The company had suffered financial problems since its inception, and developing new engines and transmissions and going racing ultimately proved disastrous. Amilcar was due to present yet another new model at the 1939 Paris Motor Show, but France declared war on Germany, the motor show was cancelled, and Amilcar had built its last car.
But none of this history mattered, as the Amilcar C6 that David had seen in the Encyclopedia of Supercars was one of the most sporty, exciting and beautiful cars of the pre-war era, and he had started to think of building a replica.
The C6 was a 565kg production version of the racing model, with the same chassis, axles, cable-operated drum brakes, four-speed transmission and 1,097cc DOHC engine with dry sump, but with seven plain main bearings instead of the racer’s roller-bearing crankshaft. With its Roots-type supercharger it produced 62bhp at 5,600rpm, but would apparently rev to 6,500-7,000rpm.
The C6 made its debut at the 1926 Paris Motor Show, and on a timed run at the Montlhéry racing circuit it reached 162mph. Its engine-turned dashboard included two tachometers, one for each cam, and options were cycle-style fenders and a spare tyre.
David’s son helped him scale the dimensions of his replica based on photos in the Encyclopedia. Overall dimensions were readily available, but the length and height of the cockpit, dimensions of radiator and cowling, size of springs etc had to be calculated from photographs.
Then started the quest to find components that would be consistent with the roughly ¾-scale that David had decided on.
The engine and transmission came from a Rover Colt ride-on mower: its 8hp Briggs & Stratton with threespeed transmission was the ideal size to fit under the car’s shapely tail. To simplify the suspension and drive train it sits on a subframe separate from the body, with a chain drive to the axle on the right side.
It can reach up to 70kmh, and has a hydraulicallyoperated disc brake with cable handbrake.

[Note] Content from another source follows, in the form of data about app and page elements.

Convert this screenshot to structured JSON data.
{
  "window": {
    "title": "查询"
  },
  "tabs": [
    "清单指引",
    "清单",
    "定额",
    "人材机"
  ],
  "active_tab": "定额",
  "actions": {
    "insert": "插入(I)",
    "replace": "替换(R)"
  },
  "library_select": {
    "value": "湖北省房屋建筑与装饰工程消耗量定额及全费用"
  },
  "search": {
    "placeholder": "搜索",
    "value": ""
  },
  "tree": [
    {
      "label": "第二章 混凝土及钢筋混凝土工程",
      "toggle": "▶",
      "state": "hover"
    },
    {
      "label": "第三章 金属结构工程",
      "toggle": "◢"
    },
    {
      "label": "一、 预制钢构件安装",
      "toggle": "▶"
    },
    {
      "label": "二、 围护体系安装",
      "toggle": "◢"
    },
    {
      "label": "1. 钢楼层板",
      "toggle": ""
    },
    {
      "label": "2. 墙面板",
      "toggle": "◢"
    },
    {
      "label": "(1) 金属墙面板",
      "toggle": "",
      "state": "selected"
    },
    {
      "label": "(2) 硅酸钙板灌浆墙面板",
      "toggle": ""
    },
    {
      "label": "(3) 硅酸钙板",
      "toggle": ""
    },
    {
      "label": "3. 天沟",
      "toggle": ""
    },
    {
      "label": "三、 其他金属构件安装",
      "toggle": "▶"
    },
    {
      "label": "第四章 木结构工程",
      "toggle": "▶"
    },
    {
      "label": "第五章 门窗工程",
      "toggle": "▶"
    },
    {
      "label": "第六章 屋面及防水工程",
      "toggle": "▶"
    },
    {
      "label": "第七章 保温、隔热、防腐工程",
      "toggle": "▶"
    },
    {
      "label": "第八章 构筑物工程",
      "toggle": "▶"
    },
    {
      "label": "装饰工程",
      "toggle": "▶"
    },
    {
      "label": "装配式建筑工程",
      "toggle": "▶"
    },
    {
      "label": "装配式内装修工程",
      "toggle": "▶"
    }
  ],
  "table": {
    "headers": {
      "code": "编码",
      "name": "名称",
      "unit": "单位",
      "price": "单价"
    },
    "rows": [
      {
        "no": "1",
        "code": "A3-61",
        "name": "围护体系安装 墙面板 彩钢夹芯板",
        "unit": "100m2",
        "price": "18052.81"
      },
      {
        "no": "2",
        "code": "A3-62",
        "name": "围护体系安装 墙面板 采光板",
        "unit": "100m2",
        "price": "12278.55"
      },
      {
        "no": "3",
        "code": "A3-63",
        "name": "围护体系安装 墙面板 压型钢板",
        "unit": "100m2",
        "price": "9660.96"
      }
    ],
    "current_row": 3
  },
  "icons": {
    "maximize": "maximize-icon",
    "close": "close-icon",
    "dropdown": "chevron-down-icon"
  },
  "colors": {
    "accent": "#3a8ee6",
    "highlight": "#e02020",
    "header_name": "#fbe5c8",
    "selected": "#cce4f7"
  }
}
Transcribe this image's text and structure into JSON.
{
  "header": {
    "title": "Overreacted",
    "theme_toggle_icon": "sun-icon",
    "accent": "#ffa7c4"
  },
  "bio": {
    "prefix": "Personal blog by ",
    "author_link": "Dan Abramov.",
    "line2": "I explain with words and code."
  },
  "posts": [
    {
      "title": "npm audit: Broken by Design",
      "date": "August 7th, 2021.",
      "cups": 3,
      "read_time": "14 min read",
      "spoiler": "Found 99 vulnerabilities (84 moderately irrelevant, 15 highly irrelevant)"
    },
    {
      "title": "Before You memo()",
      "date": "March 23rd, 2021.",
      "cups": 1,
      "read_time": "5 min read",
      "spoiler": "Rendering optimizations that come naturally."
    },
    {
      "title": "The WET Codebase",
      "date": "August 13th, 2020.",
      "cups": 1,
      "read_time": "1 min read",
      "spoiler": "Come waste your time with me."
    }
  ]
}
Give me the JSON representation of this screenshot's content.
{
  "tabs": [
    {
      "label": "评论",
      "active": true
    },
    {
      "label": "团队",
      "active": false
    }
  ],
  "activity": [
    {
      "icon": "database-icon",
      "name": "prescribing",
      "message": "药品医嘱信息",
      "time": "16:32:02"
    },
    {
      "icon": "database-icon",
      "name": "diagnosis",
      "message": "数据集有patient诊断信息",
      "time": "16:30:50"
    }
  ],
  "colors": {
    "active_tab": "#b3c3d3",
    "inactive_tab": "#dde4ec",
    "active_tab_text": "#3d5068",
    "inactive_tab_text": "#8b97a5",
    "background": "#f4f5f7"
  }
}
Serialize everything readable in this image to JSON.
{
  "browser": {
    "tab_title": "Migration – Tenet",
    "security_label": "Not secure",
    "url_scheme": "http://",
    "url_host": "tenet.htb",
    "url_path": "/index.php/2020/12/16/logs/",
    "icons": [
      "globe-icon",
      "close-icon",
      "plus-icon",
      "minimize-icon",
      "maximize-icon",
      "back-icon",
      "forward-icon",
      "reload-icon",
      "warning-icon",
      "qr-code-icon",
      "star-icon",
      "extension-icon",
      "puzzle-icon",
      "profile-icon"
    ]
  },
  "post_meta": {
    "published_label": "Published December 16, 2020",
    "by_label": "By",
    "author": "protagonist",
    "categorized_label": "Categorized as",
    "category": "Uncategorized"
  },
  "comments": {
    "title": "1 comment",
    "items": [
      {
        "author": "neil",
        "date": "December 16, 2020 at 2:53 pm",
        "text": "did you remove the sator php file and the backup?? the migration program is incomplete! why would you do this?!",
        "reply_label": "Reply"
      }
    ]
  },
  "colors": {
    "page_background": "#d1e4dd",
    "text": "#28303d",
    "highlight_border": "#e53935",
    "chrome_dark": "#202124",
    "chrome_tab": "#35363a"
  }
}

The car’s tail and radiator cowling are fibreglass and the bonnet is aluminium, all made by David. He had Morris Minor springs cut down to reproduce the quarter- and half-elliptic springs of the original. The tyres are 17-inch from a Honda CT110 postie bike, and David has fitted them with neat dummy brake drums. The car has a three litre fuel tank, and locating a functional inlet tube and filler cap to match the dimensions of the ¾-scale replica demonstrated some of the problems of building scale reproductions, but David finally found one. The oil tank located between the dumb irons was also an exercise in thinking outside the box: it’s made from a stainless-steel paper towel dispenser!
The gauges came from a Mark 1 Jaguar, and as the tachometer is cable-driven David was able to connect it to the Briggs & Stratton, so it is both functional and accurate. David also engine-turned the dash, so it’s just like the original.
With the engine in the rear the exhaust pipe is nonfunctional, but has a heat shield and faux-asbestos lagging to match the original.
The car took David around 12 months to build. He can fit in the cockpit comfortably, despite its modest size, and his granddaughters have learned to drive it in the park at the end of the cul de sac. It’s a beautifully-made little car, and a suitable tribute to the Amilcar C6.
Geoff Moran

Source : “The Bayside Vehicle Restorers Club Inc. Magazine”